The arrival of legendary explorer, fur trader and mapmaker David Thompson in 1807 marked the first introduction of Europeans to the region. Thompson crossed into the valley from north of what is now the town of Golden, and built the valley’s first trading post, Kootenai House, on the banks of the Columbia River near Invermere. From that base, he traded goods for pelts with First Nations, and mapped and measured the mountains and streams in the area. He was the first non-First Nations man to travel the full length of the river from its headwaters at Columbia Lake to the Pacific Ocean.
In 1869, another famous explorer arrived in the valley, Captain John Palliser, who led an expedition in the area searching for a route through the mountains for the Canadian Pacific Railway.
The first permanent settlement in the valley was Peterborough (now Wilmer), home to miners, prospectors and ranchers who traveled into the valley by steamboat along the Columbia River.
Soon the lakeside community of Athalmer began to attract settlers, as well as the lakeview community of Invermere, built atop a large, flat benchland overlooking Lake Windermere.
Commerce was originally based on the abundance of logs, ores and furs found in the valley, as well as the burgeoning ranching and agriculture community.
By 1899, the Canadian Pacific Railway had begun employing Swiss mountain guides to help their passengers explore the area. The chance to experience the wilderness of an infant country drew visitors from Europe and across North America. Tourism began to thrive.
Robert Randolph Bruce, who had arrived in the valley in 1885, established the Columbia Valley Irrigated Fruitlands Co. in 1911, which drew hundreds of gentlemen farmers from England and Scotland to the area with offers of low land prices and swift immigration.
It was also Bruce who lobbied the provincial and federal governments for a highway to connect the valley with the east. Bruce’s determination to see the highway finished was rewarded in 1923 when the Banff-Windermere Highway was completed; meanwhile, the Kootenay Central Railroad had begun operating a regularly scheduled train service between Golden and Cranbrook in 1915.
The little farming hamlet of Edgewater was an economic ‘project community’ with a sawmill, hotel, domestic water, power and such planned and built in 1912 which began attracting workers from far and wide. The irrigation flume is 104 years old and still functioning.
Athalmer, Invermere and Windermere continued to develop on the banks of beautiful Lake Windermere, while Radium and Fairmont drew visitors with their famed natural hot springs.
Today, the valley’s economy is considerably diversified from the fur trading, lumber and mining operations that originally brought settlers to the region. Tourism is booming and many Canadians, especially Calgarians, own seasonal homes here.

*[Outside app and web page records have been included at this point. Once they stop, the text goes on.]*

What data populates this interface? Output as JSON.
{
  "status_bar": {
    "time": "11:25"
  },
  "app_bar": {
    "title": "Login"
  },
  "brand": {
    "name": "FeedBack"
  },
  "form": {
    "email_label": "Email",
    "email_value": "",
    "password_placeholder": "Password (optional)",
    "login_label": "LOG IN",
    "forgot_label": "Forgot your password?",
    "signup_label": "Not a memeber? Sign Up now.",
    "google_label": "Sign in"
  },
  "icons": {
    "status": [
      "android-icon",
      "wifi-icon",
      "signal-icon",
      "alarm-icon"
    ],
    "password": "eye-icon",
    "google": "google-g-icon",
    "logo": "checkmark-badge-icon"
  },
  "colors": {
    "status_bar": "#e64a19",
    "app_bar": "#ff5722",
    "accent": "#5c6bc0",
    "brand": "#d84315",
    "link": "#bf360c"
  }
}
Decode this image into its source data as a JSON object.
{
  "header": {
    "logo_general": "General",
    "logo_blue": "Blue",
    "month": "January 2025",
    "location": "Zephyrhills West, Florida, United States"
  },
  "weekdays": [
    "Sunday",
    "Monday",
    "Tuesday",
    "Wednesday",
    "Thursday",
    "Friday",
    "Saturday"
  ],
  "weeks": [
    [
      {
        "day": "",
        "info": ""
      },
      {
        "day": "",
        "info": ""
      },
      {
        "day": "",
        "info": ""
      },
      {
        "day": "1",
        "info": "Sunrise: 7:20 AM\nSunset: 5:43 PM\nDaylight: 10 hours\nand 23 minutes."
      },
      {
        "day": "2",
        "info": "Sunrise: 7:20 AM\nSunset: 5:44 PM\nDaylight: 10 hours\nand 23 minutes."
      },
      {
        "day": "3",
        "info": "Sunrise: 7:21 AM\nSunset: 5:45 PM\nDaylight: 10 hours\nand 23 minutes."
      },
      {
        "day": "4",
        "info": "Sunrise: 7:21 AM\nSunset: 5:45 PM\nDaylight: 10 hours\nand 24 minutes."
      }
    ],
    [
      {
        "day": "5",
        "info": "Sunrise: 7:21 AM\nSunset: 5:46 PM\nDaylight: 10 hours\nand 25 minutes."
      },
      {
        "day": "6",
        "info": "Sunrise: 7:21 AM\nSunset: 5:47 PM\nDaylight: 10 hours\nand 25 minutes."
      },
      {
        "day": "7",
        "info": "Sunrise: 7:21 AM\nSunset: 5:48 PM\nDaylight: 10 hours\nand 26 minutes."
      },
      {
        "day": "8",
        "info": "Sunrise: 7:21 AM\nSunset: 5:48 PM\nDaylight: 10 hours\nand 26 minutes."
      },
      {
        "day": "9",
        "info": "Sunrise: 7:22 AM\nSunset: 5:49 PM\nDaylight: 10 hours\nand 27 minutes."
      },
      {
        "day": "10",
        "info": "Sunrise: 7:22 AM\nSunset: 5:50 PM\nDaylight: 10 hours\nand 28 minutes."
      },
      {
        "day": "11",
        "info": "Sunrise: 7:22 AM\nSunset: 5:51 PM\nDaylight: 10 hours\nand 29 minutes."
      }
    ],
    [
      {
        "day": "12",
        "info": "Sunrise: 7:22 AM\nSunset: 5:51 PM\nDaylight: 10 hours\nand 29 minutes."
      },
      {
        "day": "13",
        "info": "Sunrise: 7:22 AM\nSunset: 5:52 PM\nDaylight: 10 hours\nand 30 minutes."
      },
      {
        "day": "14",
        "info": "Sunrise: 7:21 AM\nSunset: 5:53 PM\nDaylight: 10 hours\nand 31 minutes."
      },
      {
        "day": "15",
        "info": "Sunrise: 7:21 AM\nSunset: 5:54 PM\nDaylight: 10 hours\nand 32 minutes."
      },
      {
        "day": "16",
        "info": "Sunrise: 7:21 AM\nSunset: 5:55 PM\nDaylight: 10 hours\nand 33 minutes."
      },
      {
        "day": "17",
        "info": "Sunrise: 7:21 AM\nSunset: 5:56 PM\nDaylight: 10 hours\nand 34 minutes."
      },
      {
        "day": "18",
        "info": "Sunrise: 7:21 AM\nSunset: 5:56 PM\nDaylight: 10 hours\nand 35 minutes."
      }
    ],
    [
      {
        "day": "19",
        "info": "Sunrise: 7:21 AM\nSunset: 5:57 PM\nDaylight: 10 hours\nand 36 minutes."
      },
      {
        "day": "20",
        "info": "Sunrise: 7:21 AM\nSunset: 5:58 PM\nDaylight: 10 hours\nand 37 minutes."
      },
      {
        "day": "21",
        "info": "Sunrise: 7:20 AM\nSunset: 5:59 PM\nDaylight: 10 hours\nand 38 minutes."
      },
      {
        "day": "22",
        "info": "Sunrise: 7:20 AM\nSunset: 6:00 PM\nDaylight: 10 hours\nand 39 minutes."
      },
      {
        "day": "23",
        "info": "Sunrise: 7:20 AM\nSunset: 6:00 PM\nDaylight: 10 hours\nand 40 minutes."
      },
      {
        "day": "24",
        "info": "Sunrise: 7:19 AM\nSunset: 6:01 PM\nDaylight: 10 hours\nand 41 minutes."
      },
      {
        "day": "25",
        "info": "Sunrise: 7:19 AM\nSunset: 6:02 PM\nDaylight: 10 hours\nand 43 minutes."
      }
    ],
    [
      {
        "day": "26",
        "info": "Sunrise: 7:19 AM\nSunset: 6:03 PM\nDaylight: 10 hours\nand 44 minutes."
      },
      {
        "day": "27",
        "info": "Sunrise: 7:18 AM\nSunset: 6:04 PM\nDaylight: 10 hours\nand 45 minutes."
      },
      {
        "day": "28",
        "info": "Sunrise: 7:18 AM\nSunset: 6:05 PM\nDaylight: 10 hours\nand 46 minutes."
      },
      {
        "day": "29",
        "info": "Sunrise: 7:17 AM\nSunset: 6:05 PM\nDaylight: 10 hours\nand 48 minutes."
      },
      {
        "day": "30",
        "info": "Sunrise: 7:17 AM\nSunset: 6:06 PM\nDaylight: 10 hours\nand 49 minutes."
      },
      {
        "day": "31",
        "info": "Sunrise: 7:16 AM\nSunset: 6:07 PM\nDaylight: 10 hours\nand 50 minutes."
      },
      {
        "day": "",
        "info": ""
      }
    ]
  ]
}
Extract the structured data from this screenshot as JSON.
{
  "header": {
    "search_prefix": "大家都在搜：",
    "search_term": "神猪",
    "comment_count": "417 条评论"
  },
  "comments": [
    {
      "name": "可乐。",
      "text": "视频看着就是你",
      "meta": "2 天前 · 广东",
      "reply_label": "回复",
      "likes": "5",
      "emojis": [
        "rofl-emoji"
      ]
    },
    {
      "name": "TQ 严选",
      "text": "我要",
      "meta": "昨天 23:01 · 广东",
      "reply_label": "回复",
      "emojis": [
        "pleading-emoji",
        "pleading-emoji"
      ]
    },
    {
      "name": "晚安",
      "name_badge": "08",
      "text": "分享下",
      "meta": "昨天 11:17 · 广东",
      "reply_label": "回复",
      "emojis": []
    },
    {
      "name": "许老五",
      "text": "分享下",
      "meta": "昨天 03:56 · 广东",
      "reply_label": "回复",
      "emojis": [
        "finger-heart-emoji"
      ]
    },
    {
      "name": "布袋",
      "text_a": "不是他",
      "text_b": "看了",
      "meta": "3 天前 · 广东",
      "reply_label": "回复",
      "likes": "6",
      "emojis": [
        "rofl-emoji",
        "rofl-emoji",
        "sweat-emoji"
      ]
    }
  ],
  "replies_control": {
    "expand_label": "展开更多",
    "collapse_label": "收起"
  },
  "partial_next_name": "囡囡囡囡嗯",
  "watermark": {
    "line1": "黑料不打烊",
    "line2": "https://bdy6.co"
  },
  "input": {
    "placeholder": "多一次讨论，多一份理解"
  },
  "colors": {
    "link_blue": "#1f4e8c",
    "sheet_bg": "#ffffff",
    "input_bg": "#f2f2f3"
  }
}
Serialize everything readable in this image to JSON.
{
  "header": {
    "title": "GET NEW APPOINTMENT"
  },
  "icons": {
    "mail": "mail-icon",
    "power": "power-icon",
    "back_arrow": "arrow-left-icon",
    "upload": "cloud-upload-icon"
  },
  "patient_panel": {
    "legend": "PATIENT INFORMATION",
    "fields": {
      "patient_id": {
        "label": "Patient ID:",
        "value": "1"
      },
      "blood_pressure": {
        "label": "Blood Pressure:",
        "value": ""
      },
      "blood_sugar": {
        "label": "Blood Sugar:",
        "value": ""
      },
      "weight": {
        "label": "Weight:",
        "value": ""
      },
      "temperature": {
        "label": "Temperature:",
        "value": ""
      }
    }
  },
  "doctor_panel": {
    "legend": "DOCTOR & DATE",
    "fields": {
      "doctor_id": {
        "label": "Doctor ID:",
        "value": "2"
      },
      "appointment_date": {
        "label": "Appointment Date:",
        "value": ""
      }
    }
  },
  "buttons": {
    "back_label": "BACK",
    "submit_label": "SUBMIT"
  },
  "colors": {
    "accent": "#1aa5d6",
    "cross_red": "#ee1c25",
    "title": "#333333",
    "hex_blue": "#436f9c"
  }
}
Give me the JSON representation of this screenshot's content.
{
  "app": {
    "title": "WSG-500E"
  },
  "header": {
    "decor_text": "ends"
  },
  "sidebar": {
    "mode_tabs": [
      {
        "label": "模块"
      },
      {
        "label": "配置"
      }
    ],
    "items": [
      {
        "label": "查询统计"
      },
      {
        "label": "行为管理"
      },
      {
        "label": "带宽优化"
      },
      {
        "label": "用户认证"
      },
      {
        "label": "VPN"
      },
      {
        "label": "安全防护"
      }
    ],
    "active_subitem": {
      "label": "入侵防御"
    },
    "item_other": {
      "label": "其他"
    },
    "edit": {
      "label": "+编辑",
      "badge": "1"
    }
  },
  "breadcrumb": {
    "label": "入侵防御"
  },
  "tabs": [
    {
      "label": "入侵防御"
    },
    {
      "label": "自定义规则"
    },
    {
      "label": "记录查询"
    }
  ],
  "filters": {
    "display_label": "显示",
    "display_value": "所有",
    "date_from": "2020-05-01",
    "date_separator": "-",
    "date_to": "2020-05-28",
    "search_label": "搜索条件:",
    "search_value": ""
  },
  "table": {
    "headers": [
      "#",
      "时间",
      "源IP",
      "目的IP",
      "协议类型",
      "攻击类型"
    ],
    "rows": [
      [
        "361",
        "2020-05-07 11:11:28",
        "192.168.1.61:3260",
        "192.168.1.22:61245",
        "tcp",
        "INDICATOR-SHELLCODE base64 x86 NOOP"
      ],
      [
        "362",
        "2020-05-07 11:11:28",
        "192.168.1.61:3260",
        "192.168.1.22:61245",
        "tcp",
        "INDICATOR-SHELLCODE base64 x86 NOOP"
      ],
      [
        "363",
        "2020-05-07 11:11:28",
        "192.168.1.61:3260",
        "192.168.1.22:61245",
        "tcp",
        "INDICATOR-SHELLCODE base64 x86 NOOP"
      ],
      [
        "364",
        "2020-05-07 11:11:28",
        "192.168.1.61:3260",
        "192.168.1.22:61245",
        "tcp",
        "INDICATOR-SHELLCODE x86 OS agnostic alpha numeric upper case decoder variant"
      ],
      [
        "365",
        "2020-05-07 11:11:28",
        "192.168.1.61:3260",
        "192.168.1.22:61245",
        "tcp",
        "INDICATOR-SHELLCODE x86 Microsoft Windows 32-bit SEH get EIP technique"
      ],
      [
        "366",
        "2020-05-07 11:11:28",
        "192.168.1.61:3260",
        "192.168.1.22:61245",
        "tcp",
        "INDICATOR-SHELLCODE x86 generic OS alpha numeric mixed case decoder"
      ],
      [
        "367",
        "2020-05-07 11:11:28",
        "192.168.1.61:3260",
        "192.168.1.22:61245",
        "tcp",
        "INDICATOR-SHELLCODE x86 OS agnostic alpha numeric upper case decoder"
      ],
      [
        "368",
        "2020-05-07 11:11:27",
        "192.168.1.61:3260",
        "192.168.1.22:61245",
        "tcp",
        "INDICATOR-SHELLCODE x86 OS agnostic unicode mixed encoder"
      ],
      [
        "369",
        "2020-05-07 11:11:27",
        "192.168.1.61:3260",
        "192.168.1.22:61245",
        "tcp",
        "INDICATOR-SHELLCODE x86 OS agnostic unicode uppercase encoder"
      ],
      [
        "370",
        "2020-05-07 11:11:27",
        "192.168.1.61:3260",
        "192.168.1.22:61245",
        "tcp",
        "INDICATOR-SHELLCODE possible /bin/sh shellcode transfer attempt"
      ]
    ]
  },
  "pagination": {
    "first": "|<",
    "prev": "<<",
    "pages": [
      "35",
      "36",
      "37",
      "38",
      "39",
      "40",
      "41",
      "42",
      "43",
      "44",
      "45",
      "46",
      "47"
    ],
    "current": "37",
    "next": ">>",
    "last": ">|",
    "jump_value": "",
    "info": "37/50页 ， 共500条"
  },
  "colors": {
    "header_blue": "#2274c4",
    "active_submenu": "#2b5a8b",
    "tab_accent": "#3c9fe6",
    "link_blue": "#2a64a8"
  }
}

To learn more about the region’s pioneers, visit the Windermere Valley Museum in Invermere (the museum is formed from a cluster of heritage buildings moved to its current site from around the valley).
Text provided is courtesy of the Columbia Valley Pioneer.